Big surprise: California GOP Senate hopeful Carly Fiorina can't name any meaningful spending reforms she would propose to balance the federal budget and pay for extending the Bush tax cuts she supports. Watch her interview with Fox News' Chris Wallace:
Fiorina's inability to name a single program she would cut reflects the GOP's broader refusal to back up its red-faced anger over charges of fiscal recklessness with anything resembling a credible solution, a topic The Times' editorial board addressed this past weekend. Instead, think tanks -- whose scholars don't have to worry about appeasing elderly voters protective of their Social Security and Medicare benefits -- have picked up the slack, proposing reforms that even the fiscally conservative Republicans (except perhaps Wisconsin's Rep. Paul Ryan) would consider dead on arrival.

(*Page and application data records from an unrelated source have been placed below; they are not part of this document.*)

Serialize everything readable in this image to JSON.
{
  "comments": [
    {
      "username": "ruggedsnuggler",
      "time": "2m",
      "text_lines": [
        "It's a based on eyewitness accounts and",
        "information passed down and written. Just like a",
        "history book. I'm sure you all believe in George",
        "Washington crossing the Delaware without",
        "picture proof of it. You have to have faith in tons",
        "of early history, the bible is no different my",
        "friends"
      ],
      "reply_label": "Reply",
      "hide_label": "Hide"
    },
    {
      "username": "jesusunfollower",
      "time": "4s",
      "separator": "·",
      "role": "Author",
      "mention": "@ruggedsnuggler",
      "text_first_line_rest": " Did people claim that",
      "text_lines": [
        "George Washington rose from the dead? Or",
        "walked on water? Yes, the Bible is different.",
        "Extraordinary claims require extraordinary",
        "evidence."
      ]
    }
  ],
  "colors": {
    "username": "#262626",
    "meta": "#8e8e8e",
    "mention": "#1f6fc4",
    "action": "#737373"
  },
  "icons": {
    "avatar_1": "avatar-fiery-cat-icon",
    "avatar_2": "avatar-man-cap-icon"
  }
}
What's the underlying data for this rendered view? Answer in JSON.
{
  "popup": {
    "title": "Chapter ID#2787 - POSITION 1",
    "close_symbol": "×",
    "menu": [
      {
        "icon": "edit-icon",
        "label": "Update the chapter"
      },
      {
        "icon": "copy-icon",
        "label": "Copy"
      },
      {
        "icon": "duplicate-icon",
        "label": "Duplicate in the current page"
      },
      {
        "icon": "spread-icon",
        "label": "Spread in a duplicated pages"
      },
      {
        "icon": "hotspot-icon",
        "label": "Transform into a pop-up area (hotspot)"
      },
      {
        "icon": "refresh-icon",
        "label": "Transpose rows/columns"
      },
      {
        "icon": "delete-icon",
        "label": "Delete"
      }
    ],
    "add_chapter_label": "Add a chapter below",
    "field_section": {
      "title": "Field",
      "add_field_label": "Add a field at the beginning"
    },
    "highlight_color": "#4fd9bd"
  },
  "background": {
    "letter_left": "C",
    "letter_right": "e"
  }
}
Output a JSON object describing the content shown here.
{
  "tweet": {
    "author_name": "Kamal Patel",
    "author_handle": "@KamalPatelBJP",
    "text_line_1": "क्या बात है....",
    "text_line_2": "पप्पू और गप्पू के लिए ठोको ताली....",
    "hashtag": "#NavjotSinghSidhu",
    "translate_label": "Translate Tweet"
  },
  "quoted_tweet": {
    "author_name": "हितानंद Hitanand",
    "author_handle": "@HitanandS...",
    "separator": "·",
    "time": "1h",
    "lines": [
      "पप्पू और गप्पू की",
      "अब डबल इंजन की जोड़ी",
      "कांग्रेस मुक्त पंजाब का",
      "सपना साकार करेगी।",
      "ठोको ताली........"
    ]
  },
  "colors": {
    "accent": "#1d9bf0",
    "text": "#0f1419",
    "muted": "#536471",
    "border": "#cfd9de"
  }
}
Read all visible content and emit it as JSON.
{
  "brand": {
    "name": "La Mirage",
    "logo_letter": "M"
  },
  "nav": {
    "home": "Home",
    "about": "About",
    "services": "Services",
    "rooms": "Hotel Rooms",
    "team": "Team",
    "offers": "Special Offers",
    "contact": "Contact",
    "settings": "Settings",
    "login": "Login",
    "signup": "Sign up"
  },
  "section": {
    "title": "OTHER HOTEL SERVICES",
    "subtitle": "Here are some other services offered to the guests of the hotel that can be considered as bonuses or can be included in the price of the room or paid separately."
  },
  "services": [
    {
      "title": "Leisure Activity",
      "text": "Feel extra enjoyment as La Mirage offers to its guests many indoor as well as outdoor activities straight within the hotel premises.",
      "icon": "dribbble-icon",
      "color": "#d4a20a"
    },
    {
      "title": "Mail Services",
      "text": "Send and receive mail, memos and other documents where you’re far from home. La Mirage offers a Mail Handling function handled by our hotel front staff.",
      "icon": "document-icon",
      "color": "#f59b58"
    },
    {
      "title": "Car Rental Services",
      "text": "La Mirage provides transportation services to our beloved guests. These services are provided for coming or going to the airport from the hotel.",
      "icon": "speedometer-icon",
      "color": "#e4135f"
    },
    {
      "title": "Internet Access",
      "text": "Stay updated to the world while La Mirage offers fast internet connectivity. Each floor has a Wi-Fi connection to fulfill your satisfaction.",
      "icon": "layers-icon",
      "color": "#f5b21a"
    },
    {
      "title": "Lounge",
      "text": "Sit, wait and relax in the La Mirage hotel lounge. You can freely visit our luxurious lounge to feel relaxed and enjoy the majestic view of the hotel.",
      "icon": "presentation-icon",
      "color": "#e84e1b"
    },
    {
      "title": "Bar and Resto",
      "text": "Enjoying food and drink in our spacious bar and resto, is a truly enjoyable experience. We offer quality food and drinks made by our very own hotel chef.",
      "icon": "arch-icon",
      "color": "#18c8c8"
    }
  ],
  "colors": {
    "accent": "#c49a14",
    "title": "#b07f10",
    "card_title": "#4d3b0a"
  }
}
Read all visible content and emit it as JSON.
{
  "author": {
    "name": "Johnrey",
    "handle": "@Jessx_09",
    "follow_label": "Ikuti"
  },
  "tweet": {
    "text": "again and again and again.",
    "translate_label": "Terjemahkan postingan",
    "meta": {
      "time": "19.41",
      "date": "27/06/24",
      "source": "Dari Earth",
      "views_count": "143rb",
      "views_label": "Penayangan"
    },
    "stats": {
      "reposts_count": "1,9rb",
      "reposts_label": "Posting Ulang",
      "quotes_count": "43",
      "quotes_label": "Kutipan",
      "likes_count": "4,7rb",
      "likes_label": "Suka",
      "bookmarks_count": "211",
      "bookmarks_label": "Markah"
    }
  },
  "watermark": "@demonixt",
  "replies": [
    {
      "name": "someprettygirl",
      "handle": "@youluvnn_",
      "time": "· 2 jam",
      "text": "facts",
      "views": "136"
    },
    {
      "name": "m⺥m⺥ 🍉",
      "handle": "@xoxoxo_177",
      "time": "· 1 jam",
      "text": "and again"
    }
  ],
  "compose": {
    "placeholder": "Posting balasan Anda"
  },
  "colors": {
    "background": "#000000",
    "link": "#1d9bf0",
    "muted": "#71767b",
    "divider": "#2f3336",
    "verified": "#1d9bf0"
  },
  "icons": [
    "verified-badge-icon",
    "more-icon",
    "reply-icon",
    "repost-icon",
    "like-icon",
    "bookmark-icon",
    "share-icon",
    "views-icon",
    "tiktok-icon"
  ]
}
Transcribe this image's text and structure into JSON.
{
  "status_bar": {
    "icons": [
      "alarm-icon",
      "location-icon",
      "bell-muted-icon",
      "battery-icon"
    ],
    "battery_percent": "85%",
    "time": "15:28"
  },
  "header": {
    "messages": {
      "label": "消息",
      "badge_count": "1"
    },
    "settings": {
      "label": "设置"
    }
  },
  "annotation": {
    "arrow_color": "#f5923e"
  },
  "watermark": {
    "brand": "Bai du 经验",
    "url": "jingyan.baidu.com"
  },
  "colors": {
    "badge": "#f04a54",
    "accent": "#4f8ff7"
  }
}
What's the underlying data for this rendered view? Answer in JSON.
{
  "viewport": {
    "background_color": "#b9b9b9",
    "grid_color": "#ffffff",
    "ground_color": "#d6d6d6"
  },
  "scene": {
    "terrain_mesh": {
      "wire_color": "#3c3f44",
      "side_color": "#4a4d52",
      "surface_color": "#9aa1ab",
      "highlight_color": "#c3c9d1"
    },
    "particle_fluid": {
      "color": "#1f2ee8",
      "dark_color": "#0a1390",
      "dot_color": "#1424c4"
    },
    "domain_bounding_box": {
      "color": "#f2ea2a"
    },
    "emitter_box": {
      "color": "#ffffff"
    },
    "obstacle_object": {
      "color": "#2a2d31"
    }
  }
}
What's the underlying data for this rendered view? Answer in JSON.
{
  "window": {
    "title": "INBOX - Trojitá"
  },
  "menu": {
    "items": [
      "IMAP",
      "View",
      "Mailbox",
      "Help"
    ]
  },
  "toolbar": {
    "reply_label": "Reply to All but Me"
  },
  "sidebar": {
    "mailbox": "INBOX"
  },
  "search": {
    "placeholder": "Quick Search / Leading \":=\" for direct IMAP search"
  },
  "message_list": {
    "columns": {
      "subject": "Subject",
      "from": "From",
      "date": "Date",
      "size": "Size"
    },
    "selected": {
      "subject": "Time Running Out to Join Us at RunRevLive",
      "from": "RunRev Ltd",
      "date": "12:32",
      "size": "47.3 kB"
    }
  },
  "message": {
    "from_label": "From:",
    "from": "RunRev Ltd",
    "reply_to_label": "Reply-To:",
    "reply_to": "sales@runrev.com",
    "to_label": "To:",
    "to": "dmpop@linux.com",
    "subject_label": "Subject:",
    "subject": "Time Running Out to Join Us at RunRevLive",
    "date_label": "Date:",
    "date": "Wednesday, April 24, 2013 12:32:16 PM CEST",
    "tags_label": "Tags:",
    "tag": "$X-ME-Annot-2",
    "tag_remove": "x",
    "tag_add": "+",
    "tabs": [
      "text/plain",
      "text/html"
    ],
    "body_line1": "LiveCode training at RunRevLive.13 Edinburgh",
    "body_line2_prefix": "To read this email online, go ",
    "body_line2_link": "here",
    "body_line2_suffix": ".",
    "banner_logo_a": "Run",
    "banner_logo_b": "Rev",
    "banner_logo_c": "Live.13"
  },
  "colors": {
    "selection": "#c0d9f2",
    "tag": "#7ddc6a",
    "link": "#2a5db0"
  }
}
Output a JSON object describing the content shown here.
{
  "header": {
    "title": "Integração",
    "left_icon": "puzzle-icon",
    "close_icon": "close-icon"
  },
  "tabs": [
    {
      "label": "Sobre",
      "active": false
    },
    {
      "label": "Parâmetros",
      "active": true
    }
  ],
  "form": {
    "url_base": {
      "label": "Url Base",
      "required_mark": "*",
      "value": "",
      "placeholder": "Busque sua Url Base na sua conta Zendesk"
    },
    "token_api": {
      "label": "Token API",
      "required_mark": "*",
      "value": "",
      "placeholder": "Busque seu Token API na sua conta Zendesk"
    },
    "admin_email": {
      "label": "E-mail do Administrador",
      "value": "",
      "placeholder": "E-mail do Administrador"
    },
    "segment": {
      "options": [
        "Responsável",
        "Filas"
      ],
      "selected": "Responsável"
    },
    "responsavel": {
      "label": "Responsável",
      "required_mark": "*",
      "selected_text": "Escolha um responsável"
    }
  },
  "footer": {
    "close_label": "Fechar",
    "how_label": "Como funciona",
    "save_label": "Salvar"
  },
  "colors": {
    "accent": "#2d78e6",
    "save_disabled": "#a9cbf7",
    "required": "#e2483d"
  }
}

More to the point, the GOP's reluctance to identify specific spending cuts -- and the think tanks' willingness to do so -- shows that a lot of what drives deficit spending isn't waste, a point Republicans seem to acknowledge when they promise to preserve popular entitlement programs. In other words, this won't be as easy as Republicans have convinced voters it will be. Washington has committed itself to trillions of dollars in long-term spending it can't afford, requiring Congress to deeply slash entitlement programs and military spending, let the Bush tax cuts expire (even for middle-class taxpayers) or both. Republicans would do neither, as the only specific promises they've made show. Solid proposals are instead replaced with meaningless rhetoric such as House Majority Leader John A. Boehner's call to have "an adult conversation" with Americans on the problems facing the country.
Shameless as it would be, one can hope that the GOP's rhetoric over fiscal recklessness is nothing more than a political calculation to gain power; if it isn't, and the next Congress follows up on what its potential Republican majority promised, the results would be catastrophic. At least executives at news networks can count on interviews with deficit-hawk Republicans going viral.
-- Paul Thornton